ADPD188 light suppression outdoors

Hi,

I purchased the ADPD188 smoke sensor development board with ADPDUCZ microprocessor.

Using the wavetool GUI, I offset the sensor indoors, took the sensor outside and what I noticed was that there were negative spikes particularly in areas with bright light.

Using some mechanical light rejection, I was able to reduce the number of negative spikes to the point whereby it is no longer an issue. 

I also purchased the Mikroe Smoke2 Board, and wrote my own drivers to hook it up with the ESP WROOM via I2C. I followed the default configuration recommended in the datasheet when initialising the sensors.

However, what I've observed is that there are substantial continuous negative readings (not just spikes) when using the WROOM. It appears that the ambient light rejection is significantly poorer.

Do you have any idea why this might be the case? I used the recommended config in the ADPD188bi datasheet.

Based on the performance of the ADPA188+ADPDUCZ dev board, it is clear that the sensor itself has decent ambient light rejection, but using the WROOM with the recommended defaults is not getting me that.

Any help would be much appreciated. 

Cheers,

JM

  • 0
    •  Analog Employees 
    on Jun 28, 2021 6:55 PM

    Hello,

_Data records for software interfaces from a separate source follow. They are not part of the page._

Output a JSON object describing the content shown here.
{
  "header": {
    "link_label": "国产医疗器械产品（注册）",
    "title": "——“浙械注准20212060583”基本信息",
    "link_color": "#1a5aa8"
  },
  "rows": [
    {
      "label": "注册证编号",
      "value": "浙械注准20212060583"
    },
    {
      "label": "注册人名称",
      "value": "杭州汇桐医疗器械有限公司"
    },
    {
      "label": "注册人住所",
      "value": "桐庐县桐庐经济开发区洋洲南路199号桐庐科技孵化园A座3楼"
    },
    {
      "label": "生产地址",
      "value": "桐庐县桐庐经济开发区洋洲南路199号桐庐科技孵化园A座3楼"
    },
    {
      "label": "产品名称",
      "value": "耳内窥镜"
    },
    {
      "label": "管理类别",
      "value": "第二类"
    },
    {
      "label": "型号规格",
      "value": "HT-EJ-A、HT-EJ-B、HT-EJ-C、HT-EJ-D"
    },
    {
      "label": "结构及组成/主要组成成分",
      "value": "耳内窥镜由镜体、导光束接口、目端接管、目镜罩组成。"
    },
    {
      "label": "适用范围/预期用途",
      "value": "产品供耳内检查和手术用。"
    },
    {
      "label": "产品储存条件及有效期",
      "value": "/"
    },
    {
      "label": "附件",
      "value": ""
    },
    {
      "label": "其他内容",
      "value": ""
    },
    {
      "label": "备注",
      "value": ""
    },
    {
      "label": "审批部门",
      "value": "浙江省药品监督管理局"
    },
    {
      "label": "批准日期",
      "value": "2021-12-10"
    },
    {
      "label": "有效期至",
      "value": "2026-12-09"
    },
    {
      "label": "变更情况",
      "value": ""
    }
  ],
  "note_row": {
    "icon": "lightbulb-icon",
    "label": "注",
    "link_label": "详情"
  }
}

    In the absence of ambient light, and before you perform any offset correction, what are the clean air sensor readings on blue and IR channels? Negative spikes suggest that excess ambient light is causing the analog front end to saturate. Are you using the EVAL-CHAMBER with either of the boards? This chamber, which is designed by ADI, blocks ambient light from reaching the sensor.

    Regards,

    Revant

  • Thanks for the reply mate, and sorry for the late response. The clean air response is approximately 30 on one channel and 600 on the other before applying any offset. I am using the EVAL-CHAMBER for BOTH boards. For the better part, the chamber does do a good job, however when placed outside in sunlight, we begin to see negative spikes on BOTH boards (including the development board). The difference is that on the dev board, the negative spikes do not shut down the entire system, and the system is able to continue reacting to smoke input. With the Mikroe Smoke2 click Board, when a negative value is experienced, the value stays highly negative and does not recover.

    I originally thought it was a software issue as I am using a ESP8285 WIFI module to control the Mikroe Smoke2 click board, but what I found is that using the ESP8285 WIFI module with the same code with the Analog Devices Dev board, I get a stable response with the periodic negative spikes that does not affect overall performance. 

    This leads me to believe that it is a hardware issue which is causing the problem. There is some difference between the Mikroe Smoke2 click board and the Analog Devices Dev board that is causing the problems. I am not sure what the issue is, but some of the key differences I notice between the two boards are:

    - The AD dev board has a i2c EEPROM and an accelerometer

    - Some of the resistor/capacitor values are different

    - There are logic level converters on the Mikroe Smoke2 click board

    - The Mikroe Smoke2 click board uses ADPD188BI-ACE7RZ chip, but I'm not sure what the AD dev board uses.

    Could any of these hardware factors affect the performance?

    Thanks,

    JM

      

  • 0
    •  Analog Employees 
    on Aug 6, 2021 4:00 PM in reply to dkRok

    Hello,

    Is the device config that you are using the same as what is listed on the ADPD188BI datasheet page 42? If so, then the clean air value of 30 is too low. Do you see the negative spikes only in the presence of ambient light? It seems that the EVAL-CHAMBER isn't able to keep out the ambient light perfectly. 

    How big are the negative spikes and how frequently do they occur? Can you perform an ambient light experiment indoors by shining an LED whose intensity and modulation frequency that you can control? We typically use a green or white LED and control it with a function generator or a DC source meter. It's important to cover the test setup to keep any other light sources from interfering in the experiment. Please start with really small light intensity and slowly increase it until the sensor response changes.

    It is also possible that the ambient when doing this experiment light is affecting some other IC on the microcontroller boards. Can you cover everything other than the ADPD188BI sensor and chamber with black tape before taking the setup outside? 

    Regards,

    Revant